Concerned about someone else?
If you are worried about the emotional or mental health of someone you know, here are some practical guidelines on how you can get help, what to say, and how to refer them for professional counselling.
How should I talk to them about it?
It can be difficult or embarrassing to raise mental health issues with a person you care for. You may be worried about being dismissed or rejected, or that your friend or family member will get angry with you.
However, try not to avoid the situation or pretend that nothing is wrong. The support of family and friends is critical to help someone cope with mental health issues.
The good news is that people in distress will eventually respond to people who are straightforward and honest with them.

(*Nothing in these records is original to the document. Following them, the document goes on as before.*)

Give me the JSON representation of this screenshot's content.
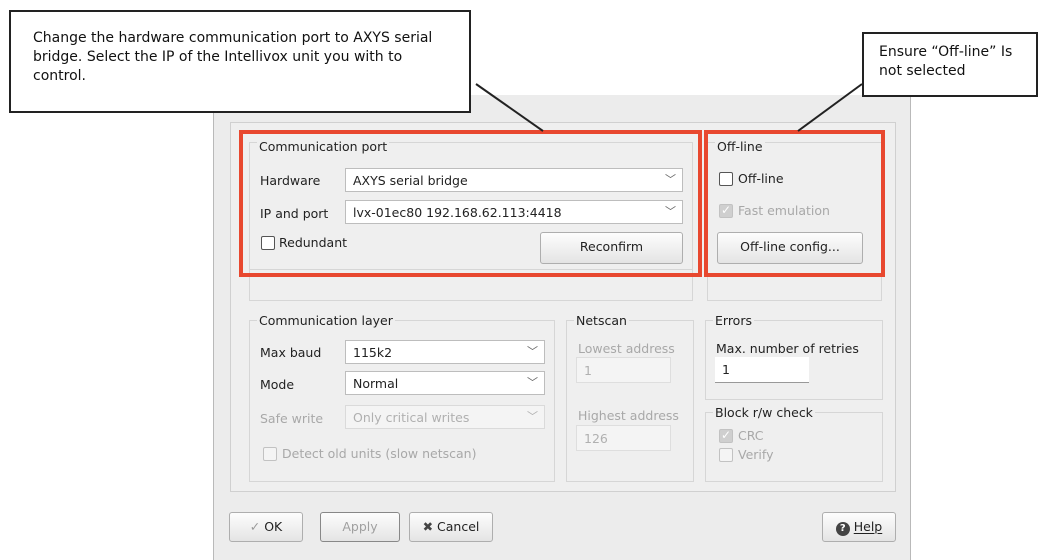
{
  "callouts": {
    "left": "Change the hardware communication port to AXYS serial bridge.  Select the IP of the Intellivox unit you with to control.",
    "right": "Ensure “Off-line” Is not selected"
  },
  "comm_port": {
    "legend": "Communication port",
    "hardware_label": "Hardware",
    "hardware_value": "AXYS serial bridge",
    "ip_label": "IP and port",
    "ip_value": "lvx-01ec80 192.168.62.113:4418",
    "redundant_label": "Redundant",
    "reconfirm_label": "Reconfirm"
  },
  "offline": {
    "legend": "Off-line",
    "offline_label": "Off-line",
    "fast_emulation_label": "Fast emulation",
    "config_label": "Off-line config..."
  },
  "comm_layer": {
    "legend": "Communication layer",
    "max_baud_label": "Max baud",
    "max_baud_value": "115k2",
    "mode_label": "Mode",
    "mode_value": "Normal",
    "safe_write_label": "Safe write",
    "safe_write_value": "Only critical writes",
    "detect_label": "Detect old units (slow netscan)"
  },
  "netscan": {
    "legend": "Netscan",
    "lowest_label": "Lowest address",
    "lowest_value": "1",
    "highest_label": "Highest address",
    "highest_value": "126"
  },
  "errors": {
    "legend": "Errors",
    "retries_label": "Max. number of retries",
    "retries_value": "1"
  },
  "block_check": {
    "legend": "Block r/w check",
    "crc_label": "CRC",
    "verify_label": "Verify"
  },
  "buttons": {
    "ok": "OK",
    "apply": "Apply",
    "cancel": "Cancel",
    "help": "Help"
  },
  "colors": {
    "highlight": "#e8482f"
  }
}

Show them your concern. They may open up and begin talking to you. Many people will be relieved at the opportunity to discuss their concerns.
However, others may feel more comfortable talking with a third party. If they don’t want to talk, just respect their privacy. You could refer them to the Counselling Service if they are willing.

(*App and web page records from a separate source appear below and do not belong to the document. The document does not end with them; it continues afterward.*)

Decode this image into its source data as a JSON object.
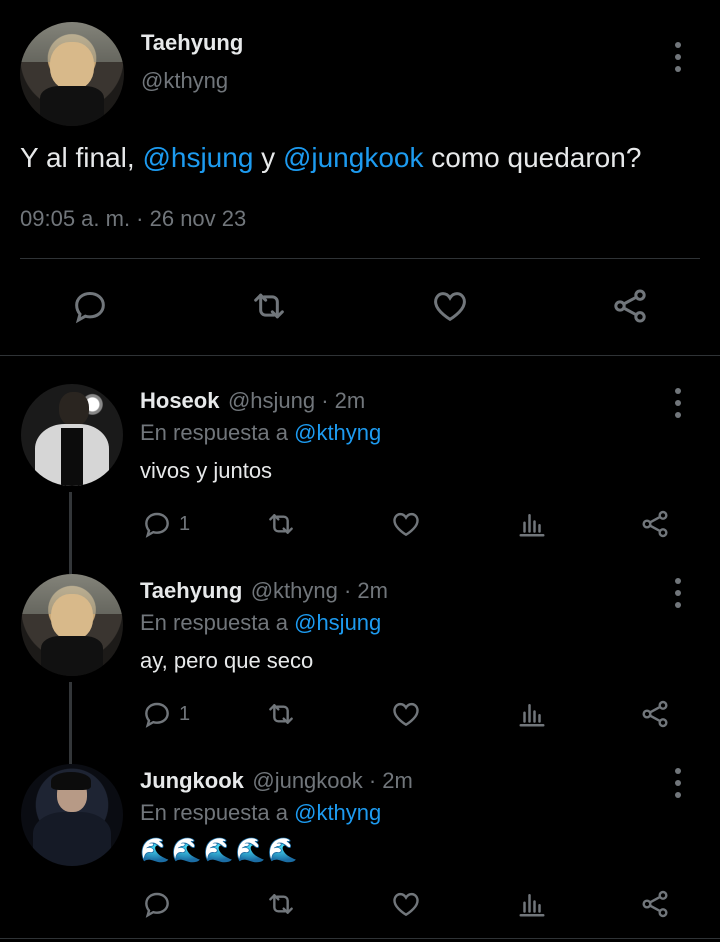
{
  "main_tweet": {
    "author_name": "Taehyung",
    "handle": "@kthyng",
    "text_prefix": "Y al final, ",
    "mention1": "@hsjung",
    "text_mid": " y ",
    "mention2": "@jungkook",
    "text_suffix": " como quedaron?",
    "timestamp": "09:05 a. m. · 26 nov 23"
  },
  "replies": [
    {
      "author_name": "Hoseok",
      "handle_time": "@hsjung · 2m",
      "reply_prefix": "En respuesta a ",
      "reply_to": "@kthyng",
      "text": "vivos y juntos",
      "reply_count": "1"
    },
    {
      "author_name": "Taehyung",
      "handle_time": "@kthyng · 2m",
      "reply_prefix": "En respuesta a ",
      "reply_to": "@hsjung",
      "text": "ay, pero que seco",
      "reply_count": "1"
    },
    {
      "author_name": "Jungkook",
      "handle_time": "@jungkook · 2m",
      "reply_prefix": "En respuesta a ",
      "reply_to": "@kthyng",
      "text": "🌊🌊🌊🌊🌊",
      "reply_count": ""
    }
  ],
  "colors": {
    "background": "#000000",
    "text": "#e7e9ea",
    "secondary": "#71767b",
    "accent": "#1d9bf0"
  },
  "icons": [
    "reply-icon",
    "retweet-icon",
    "like-icon",
    "share-icon",
    "views-icon",
    "more-icon"
  ]
}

When encouraging someone to seek help from Counselling Services:
- Inform the person that there are no costs involved, and there is no obligation to undergo therapy after the first visit.
- Let them know that any information shared during their counselling session is kept strictly confidential.
- Talk to the person about his/her fears about seeking help, and that it takes considerable courage and integrity to face oneself, acknowledge one’s limitations, and admit the need for assistance.
- Suggest that the person visit the Counselling website to become familiar with the services we offer.
Culture plays a significant role on wellbeing. It can strongly influence understanding and acceptance of mental illness. Indigenous, culturally- and linguistically-diverse groups may feel alienated and hesitant in seeking the help that they may need for any one of the following reasons:
- Fear of authority
- Not knowing where to get help in their first language
- Fear of the consequences of disclosing a mental illness.
What should I do if someone is contemplating suicide?
If someone you know is considering suicide:
- Talk with them and listen to what they have to say
- Show empathy and understanding—acknowledge their despair, sadness or fears.
- Do not tell the person that they should not feel the way they feel.
Ask the person:
- If they are thinking of suicide
- If they have a plan
- If they have the means.
Fact: Asking someone about suicide will not put the idea in their mind. Most likely, they will be relieved. Individuals contemplating suicide do not wish to die, they just wish for their pain to end.
Suggest that there are other ways to solve the problem besides suicide:
- Get the person to talk to a counsellor or psychologist
- Convince them that it is a sign of personal strength to deal with difficulties.
- Encourage the person to go to a GP for a physical check-up—he or she may have a medical problem, and the GP can refer patients to a psychiatrist or psychologist.
How to make a referral to the Counselling Service
A person should be referred for counselling when their difficulties have gone beyond their ability to cope, and beyond your ability to help.
For non-emergency situations, it may be best to call the Counselling Service on behalf of a student, while they are still with you. The person can then be given an appointment and any further instructions.
If you have concerns about the person’s willingness or ability to follow through with an appointment, it may be best to take the person to the Counselling Service.
Some situations require an immediate response. These include:
- When a person is so distressed that their ability to function is seriously impaired
- When a person poses a threat to him or herself, others or property.
If you are on the Bentley campus, please call the counselling service immediately when:
- A person makes overtly suicidal comments (e.g. considering suicide in the immediate future)
- A person is experiencing impaired speech, disjointed thoughts or strange behaviour (e.g. talking to ‘invisible’ people).
If you feel the situation is an emergency or needs immediate attention, please:
- Tell the receptionist that the person needs to see a counsellor immediately
- Give the receptionist the person’s name and contact details (if possible)
- Ask to speak with the Head of Service or the emergency counsellor.
If you are uncertain whether to take action, please feel free to discuss the situation with any counsellor. These could include situations such as:
- Received emails or other communications from a person that concerns you
- A person showing some level of distress in your presence.
If you are not on the campus, please see emergency contacts for information on the proper procedures to follow.